“Riot Act” is basically “The Crucible” for the iPhone age. Remember when the Reverend has to choose between admitting his affair with the girl who’s accusing his wife of witchcraft, or deny it and save himself? No? Couldn’t sit through the whole thing? Don’t feel bad, I couldn’t either. So thank the deity of your choice for Diane Tullson’s “Riot Act”. Will seventeen-year-old Daniel, a hero for preventing a business from going up in flames during a post-game riot, save a friend who’s been YouTubed as a rioter? He better! Because as anyone following the outting of Vancouverites who rioted after the losing Stanley Cup game knows, the rioters can either come forward or the police can come and get them. Still, there’s lots to enjoy about the book than just taking a stroll down a memory lane of mayhem. It’s got a good moral quandary, a decent set of characters, and is written with the tween energy of getting caught up in the moment (a kid picks up a bottle, “Someone from the crowd shouts, ‘Throw it!’ Others take up the call and it becomes a chant. ‘Throw it! Throw it!’” A few pages later “the car bursts into flames.” A little later the denials start: “Other people were doing so much more.”). This is one readable riot act.

“When I Kill You”

By Michelle Wan
ISBN No. 978-1-55469-990-2

“When I Kill You” is basically one half of Alfred Hitchcock’s “Strangers on a Train”, and while it’s got enough blackmail, suspense and intrigue to keep even my aunt reading, the one thing it’s missing is the thing I wanted to read most: what it’s like to work at the post office.

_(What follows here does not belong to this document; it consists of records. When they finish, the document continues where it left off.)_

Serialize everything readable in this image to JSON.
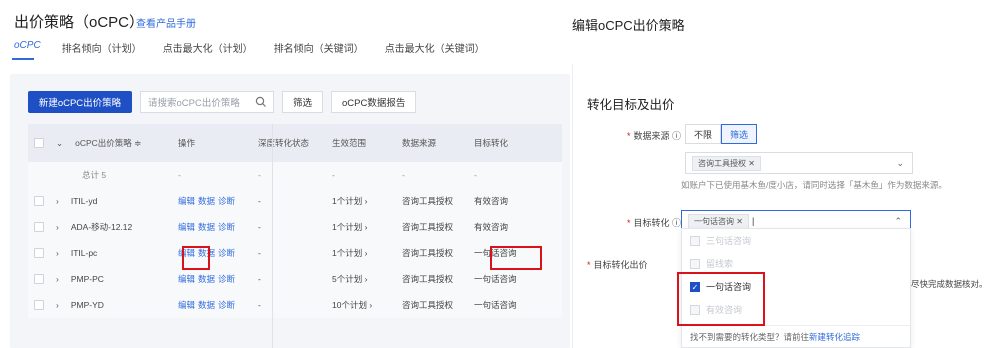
{
  "left": {
    "title": "出价策略（oCPC）",
    "help_link": "查看产品手册",
    "tabs": [
      "oCPC",
      "排名倾向（计划）",
      "点击最大化（计划）",
      "排名倾向（关键词）",
      "点击最大化（关键词）"
    ],
    "toolbar": {
      "new_button": "新建oCPC出价策略",
      "search_placeholder": "请搜索oCPC出价策略",
      "filter_button": "筛选",
      "report_button": "oCPC数据报告"
    },
    "table": {
      "headers": [
        "oCPC出价策略 ≑",
        "操作",
        "深度转化状态",
        "生效范围",
        "数据来源",
        "目标转化"
      ],
      "total": {
        "label": "总计 5",
        "dash": "-"
      },
      "rows": [
        {
          "name": "ITIL-yd",
          "actions": [
            "编辑",
            "数据",
            "诊断"
          ],
          "deep": "-",
          "scope": "1个计划 ›",
          "source": "咨询工具授权",
          "target": "有效咨询"
        },
        {
          "name": "ADA-移动-12.12",
          "actions": [
            "编辑",
            "数据",
            "诊断"
          ],
          "deep": "-",
          "scope": "1个计划 ›",
          "source": "咨询工具授权",
          "target": "有效咨询"
        },
        {
          "name": "ITIL-pc",
          "actions": [
            "编辑",
            "数据",
            "诊断"
          ],
          "deep": "-",
          "scope": "1个计划 ›",
          "source": "咨询工具授权",
          "target": "一句话咨询"
        },
        {
          "name": "PMP-PC",
          "actions": [
            "编辑",
            "数据",
            "诊断"
          ],
          "deep": "-",
          "scope": "5个计划 ›",
          "source": "咨询工具授权",
          "target": "一句话咨询"
        },
        {
          "name": "PMP-YD",
          "actions": [
            "编辑",
            "数据",
            "诊断"
          ],
          "deep": "-",
          "scope": "10个计划 ›",
          "source": "咨询工具授权",
          "target": "一句话咨询"
        }
      ]
    }
  },
  "right": {
    "title": "编辑oCPC出价策略",
    "section_title": "转化目标及出价",
    "data_source_label": "数据来源",
    "data_source_options": [
      "不限",
      "筛选"
    ],
    "data_source_tag": "咨询工具授权",
    "hint": "如账户下已使用基木鱼/度小店，请同时选择「基木鱼」作为数据来源。",
    "target_label": "目标转化",
    "target_tag": "一句话咨询",
    "bid_label": "目标转化出价",
    "dropdown_items": [
      {
        "label": "三句话咨询",
        "checked": false
      },
      {
        "label": "留线索",
        "checked": false
      },
      {
        "label": "一句话咨询",
        "checked": true
      },
      {
        "label": "有效咨询",
        "checked": false
      }
    ],
    "dropdown_footer_text": "找不到需要的转化类型？请前往",
    "dropdown_footer_link": "新建转化追踪",
    "side_note": "尽快完成数据核对。"
  }
}
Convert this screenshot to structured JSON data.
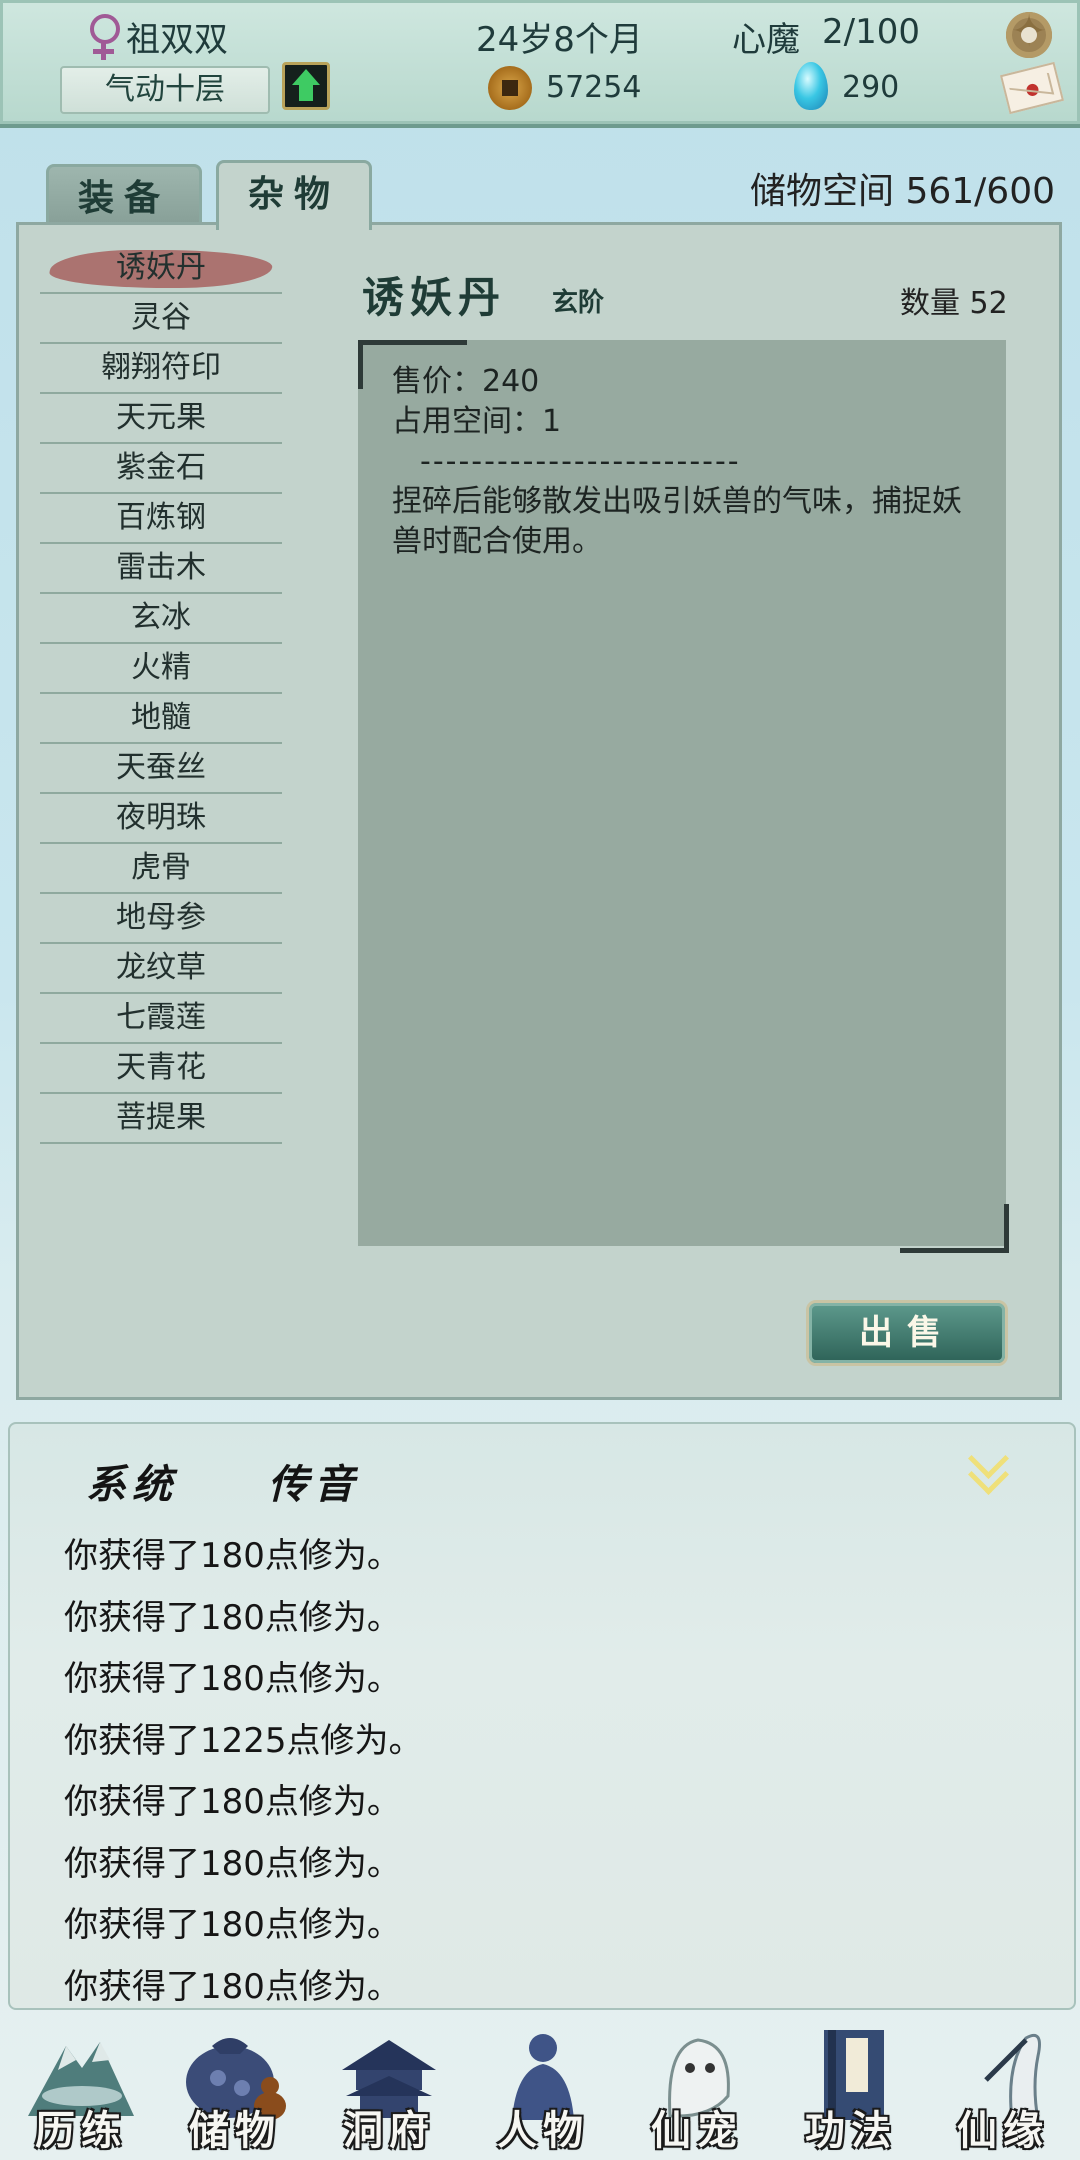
{
  "status": {
    "player_name": "祖双双",
    "age": "24岁8个月",
    "demon_label": "心魔",
    "demon_value": "2/100",
    "realm": "气动十层",
    "coins": "57254",
    "gems": "290"
  },
  "storage": {
    "tabs": [
      "装备",
      "杂物"
    ],
    "active_tab": "杂物",
    "capacity_label": "储物空间",
    "capacity_value": "561/600",
    "items": [
      "诱妖丹",
      "灵谷",
      "翱翔符印",
      "天元果",
      "紫金石",
      "百炼钢",
      "雷击木",
      "玄冰",
      "火精",
      "地髓",
      "天蚕丝",
      "夜明珠",
      "虎骨",
      "地母参",
      "龙纹草",
      "七霞莲",
      "天青花",
      "菩提果"
    ],
    "selected_item": "诱妖丹",
    "detail": {
      "name": "诱妖丹",
      "grade": "玄阶",
      "quantity_label": "数量",
      "quantity": "52",
      "price": "售价：240",
      "space": "占用空间：1",
      "divider": "-------------------------",
      "description": "捏碎后能够散发出吸引妖兽的气味，捕捉妖兽时配合使用。"
    },
    "sell_label": "出售"
  },
  "log": {
    "tabs": [
      "系统",
      "传音"
    ],
    "messages": [
      "你获得了180点修为。",
      "你获得了180点修为。",
      "你获得了180点修为。",
      "你获得了1225点修为。",
      "你获得了180点修为。",
      "你获得了180点修为。",
      "你获得了180点修为。",
      "你获得了180点修为。"
    ]
  },
  "nav": [
    "历练",
    "储物",
    "洞府",
    "人物",
    "仙宠",
    "功法",
    "仙缘"
  ],
  "colors": {
    "accent": "#2d6257",
    "panel": "#c3d3cc",
    "selected_highlight": "#a7615f",
    "coin_gold": "#d9a64a",
    "gem_blue": "#39c7e4"
  }
}
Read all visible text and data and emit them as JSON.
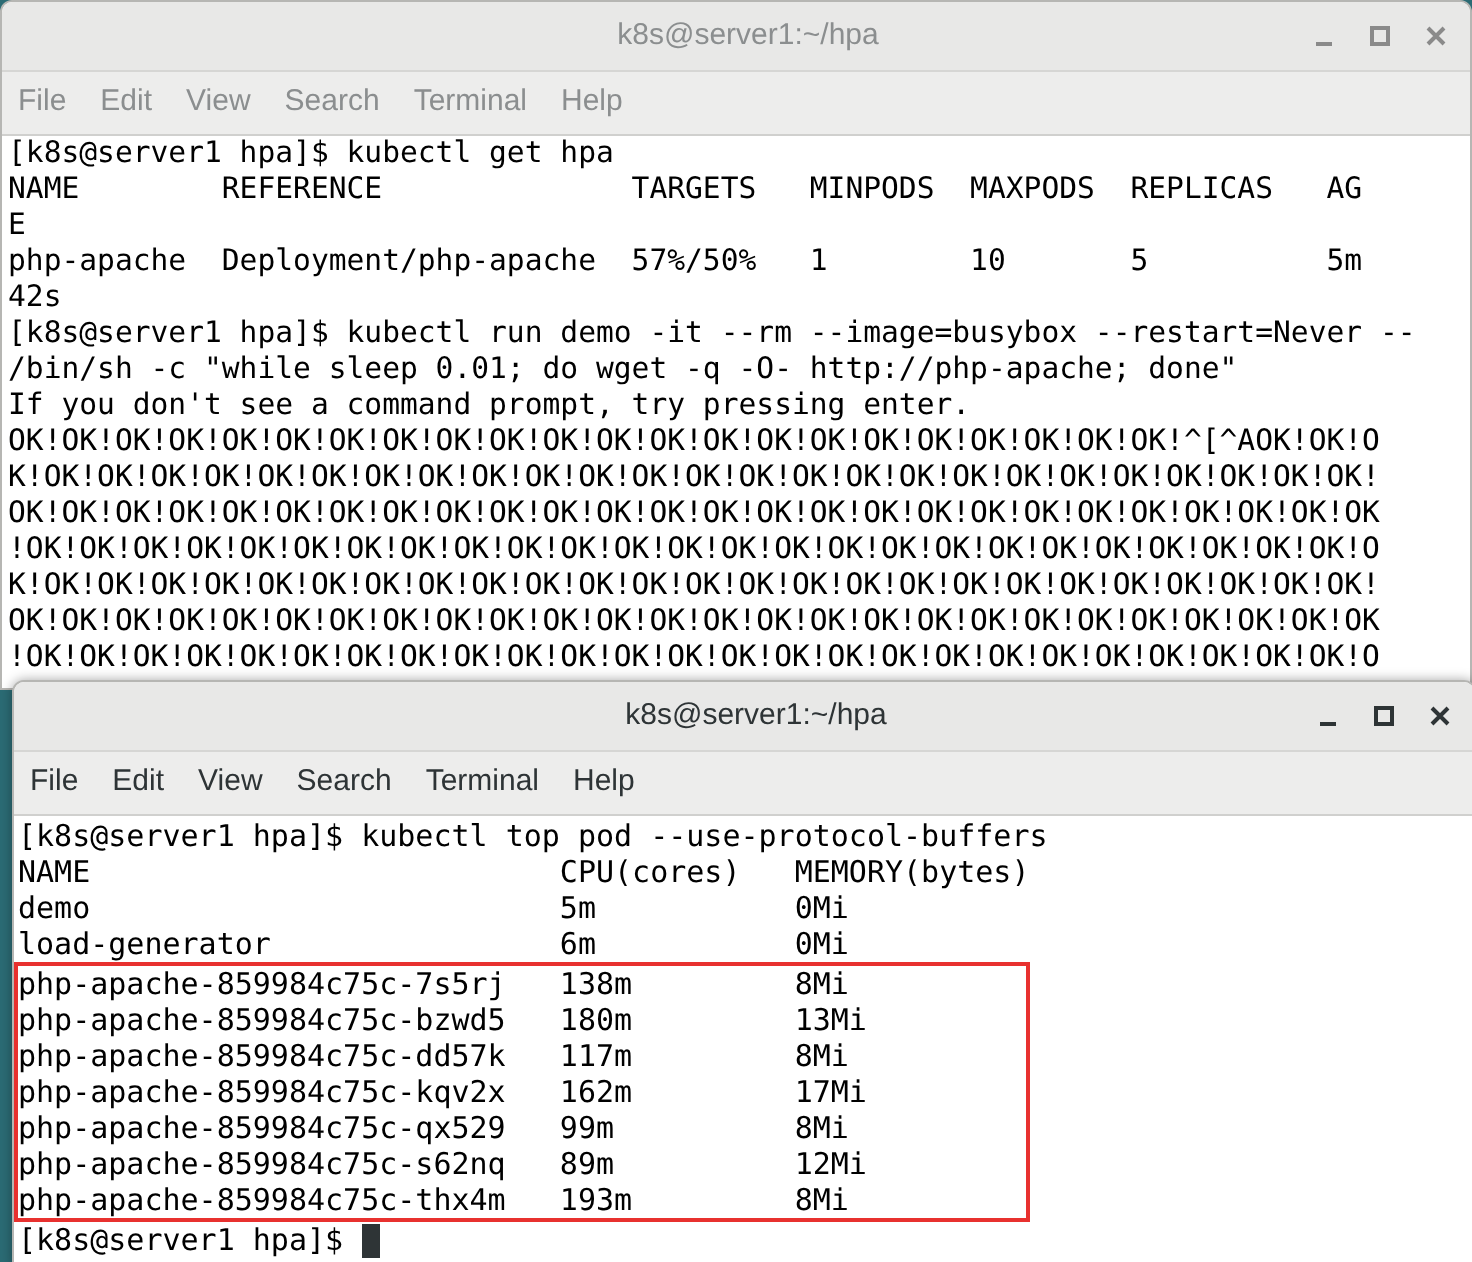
{
  "windows": [
    {
      "title": "k8s@server1:~/hpa",
      "active": false,
      "menu": [
        "File",
        "Edit",
        "View",
        "Search",
        "Terminal",
        "Help"
      ],
      "lines": [
        {
          "text": "[k8s@server1 hpa]$ kubectl get hpa",
          "highlighted": false
        },
        {
          "text": "NAME        REFERENCE              TARGETS   MINPODS  MAXPODS  REPLICAS   AG",
          "highlighted": false
        },
        {
          "text": "E",
          "highlighted": false
        },
        {
          "text": "php-apache  Deployment/php-apache  57%/50%   1        10       5          5m",
          "highlighted": false
        },
        {
          "text": "42s",
          "highlighted": false
        },
        {
          "text": "[k8s@server1 hpa]$ kubectl run demo -it --rm --image=busybox --restart=Never --",
          "highlighted": false
        },
        {
          "text": "/bin/sh -c \"while sleep 0.01; do wget -q -O- http://php-apache; done\"",
          "highlighted": false
        },
        {
          "text": "If you don't see a command prompt, try pressing enter.",
          "highlighted": false
        },
        {
          "text": "OK!OK!OK!OK!OK!OK!OK!OK!OK!OK!OK!OK!OK!OK!OK!OK!OK!OK!OK!OK!OK!OK!^[^AOK!OK!O",
          "highlighted": false
        },
        {
          "text": "K!OK!OK!OK!OK!OK!OK!OK!OK!OK!OK!OK!OK!OK!OK!OK!OK!OK!OK!OK!OK!OK!OK!OK!OK!OK!",
          "highlighted": false
        },
        {
          "text": "OK!OK!OK!OK!OK!OK!OK!OK!OK!OK!OK!OK!OK!OK!OK!OK!OK!OK!OK!OK!OK!OK!OK!OK!OK!OK",
          "highlighted": false
        },
        {
          "text": "!OK!OK!OK!OK!OK!OK!OK!OK!OK!OK!OK!OK!OK!OK!OK!OK!OK!OK!OK!OK!OK!OK!OK!OK!OK!O",
          "highlighted": false
        },
        {
          "text": "K!OK!OK!OK!OK!OK!OK!OK!OK!OK!OK!OK!OK!OK!OK!OK!OK!OK!OK!OK!OK!OK!OK!OK!OK!OK!",
          "highlighted": false
        },
        {
          "text": "OK!OK!OK!OK!OK!OK!OK!OK!OK!OK!OK!OK!OK!OK!OK!OK!OK!OK!OK!OK!OK!OK!OK!OK!OK!OK",
          "highlighted": false
        },
        {
          "text": "!OK!OK!OK!OK!OK!OK!OK!OK!OK!OK!OK!OK!OK!OK!OK!OK!OK!OK!OK!OK!OK!OK!OK!OK!OK!O",
          "highlighted": false
        }
      ]
    },
    {
      "title": "k8s@server1:~/hpa",
      "active": true,
      "menu": [
        "File",
        "Edit",
        "View",
        "Search",
        "Terminal",
        "Help"
      ],
      "lines": [
        {
          "text": "[k8s@server1 hpa]$ kubectl top pod --use-protocol-buffers",
          "highlighted": false
        },
        {
          "text": "NAME                          CPU(cores)   MEMORY(bytes)",
          "highlighted": false
        },
        {
          "text": "demo                          5m           0Mi",
          "highlighted": false
        },
        {
          "text": "load-generator                6m           0Mi",
          "highlighted": false
        },
        {
          "text": "php-apache-859984c75c-7s5rj   138m         8Mi",
          "highlighted": true
        },
        {
          "text": "php-apache-859984c75c-bzwd5   180m         13Mi",
          "highlighted": true
        },
        {
          "text": "php-apache-859984c75c-dd57k   117m         8Mi",
          "highlighted": true
        },
        {
          "text": "php-apache-859984c75c-kqv2x   162m         17Mi",
          "highlighted": true
        },
        {
          "text": "php-apache-859984c75c-qx529   99m          8Mi",
          "highlighted": true
        },
        {
          "text": "php-apache-859984c75c-s62nq   89m          12Mi",
          "highlighted": true
        },
        {
          "text": "php-apache-859984c75c-thx4m   193m         8Mi",
          "highlighted": true
        },
        {
          "text": "[k8s@server1 hpa]$",
          "highlighted": false
        }
      ],
      "cursor": true
    }
  ]
}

Listen, I can believe the heroine of the story was an abused wife, that she stood to profit from the death of her husband, that one of his exes comes out of the woodwork with some incriminating cell phone footage, and, yes, that she even wrestles in mud (but not the Spa-grade kind - nice touch) on the weekends. But what I cannot believe, what I cannot accept, what I find practically science-fiction – especially in the current economy – is that she’d actually QUIT the post office. No one quits the post office – EVER. That twist in the story is perhaps its most daring, and highlights a larger irony of contemporary fiction: In movies, TV shows and novels, characters talk about dreams, big business and blackmail. In real life, people probably talk about movies, TV shows, novels – and getting on at the post office.